On my way back to our Kyoto residence, I stop by one of the popular impressive markets in Kyoto, Shinzo market. It is an arcade style market through many blocks and tiny streets filled with many different goods and all types of food.
The “sparrow” looks good, lol, but I select a small radish pancake instead. Various samples along the market are also given to shoppers…I try my fair share!
I also take a stroll through the beautiful department store in the area. Of course, I visit the famous basement floors that are filled with impressive food, and yes, more samples.
Tracey is feeling better this morning and we head out to one of the more popular spots in Kyoto, the Fushimi Inari-Taisha, a Shinto shrine. This is the location of the endless torii or shrine gates. Fushimi Inari is an important shrine dedicated to Inari, the Shinto god of rice. Foxes are thought to be Inari’s messengers, thus we see many fox statues.
At the shrine’s entrance stands the Romon Gate and behind stands the shrine’s main building. The shrine is visited for the thousands of torii gates which wind through the mountain trails.
This site, too, is astonishing, The number of gates are impressive and give one a unique sense when walking through and among them! I think this is a must do in Kyoto as well!
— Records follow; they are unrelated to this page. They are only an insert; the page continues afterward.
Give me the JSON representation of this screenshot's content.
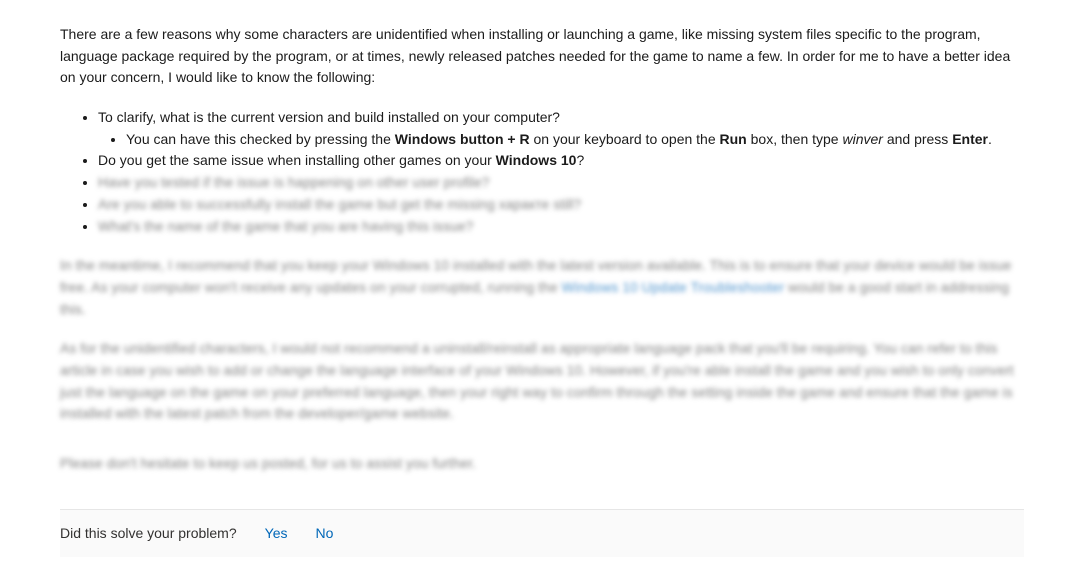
{
  "intro": "There are a few reasons why some characters are unidentified when installing or launching a game, like missing system files specific to the program, language package required by the program, or at times, newly released patches needed for the game to name a few. In order for me to have a better idea on your concern, I would like to know the following:",
  "bullets": {
    "b1": "To clarify, what is the current version and build installed on your computer?",
    "b1a_pre": "You can have this checked by pressing the ",
    "b1a_bold1": "Windows button + R",
    "b1a_mid1": " on your keyboard to open the ",
    "b1a_bold2": "Run",
    "b1a_mid2": " box, then type ",
    "b1a_italic1": "winver",
    "b1a_mid3": " and press ",
    "b1a_bold3": "Enter",
    "b1a_end": ".",
    "b2_pre": "Do you get the same issue when installing other games on your ",
    "b2_bold": "Windows 10",
    "b2_end": "?",
    "b3": "Have you tested if the issue is happening on other user profile?",
    "b4": "Are you able to successfully install the game but get the missing характе still?",
    "b5": "What's the name of the game that you are having this issue?"
  },
  "para1_a": "In the meantime, I recommend that you keep your Windows 10 installed with the latest version available. This is to ensure that your device would be issue free. As your computer won't receive any updates on your corrupted, running the ",
  "para1_link": "Windows 10 Update Troubleshooter",
  "para1_b": " would be a good start in addressing this.",
  "para2": "As for the unidentified characters, I would not recommend a uninstall/reinstall as appropriate language pack that you'll be requiring. You can refer to this article in case you wish to add or change the language interface of your Windows 10. However, if you're able install the game and you wish to only convert just the language on the game on your preferred language, then your right way to confirm through the setting inside the game and ensure that the game is installed with the latest patch from the developer/game website.",
  "para3": "Please don't hesitate to keep us posted, for us to assist you further.",
  "footer": {
    "question": "Did this solve your problem?",
    "yes": "Yes",
    "no": "No"
  }
}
Thursday is a light day, but I make a visit to Kyoto Station. It is actually a magnificent structure itself and worth viewing next to Kyoto Tower. Four floors of this six story building are occupied by a popular Japanese electronics chain store, Yodobashi Camera. It is like a Best Buy on steroids. The camera equipment and electronics available here are incredible…a dream! I could spend hours in here. The building contains a variety of other shops and restaurants well.
We head to the Kyoto Station and catch the Shinkansen Train for the mountain town of Takayama. We have a 9 minute connection at Nagaya and it works beautifully. Onto explore a new area of Japan and some slightly colder temperatures. Temps in the 20s and 30s (Fahrenheit unfortunately, lol) and a bit of snow.
And a few more pics!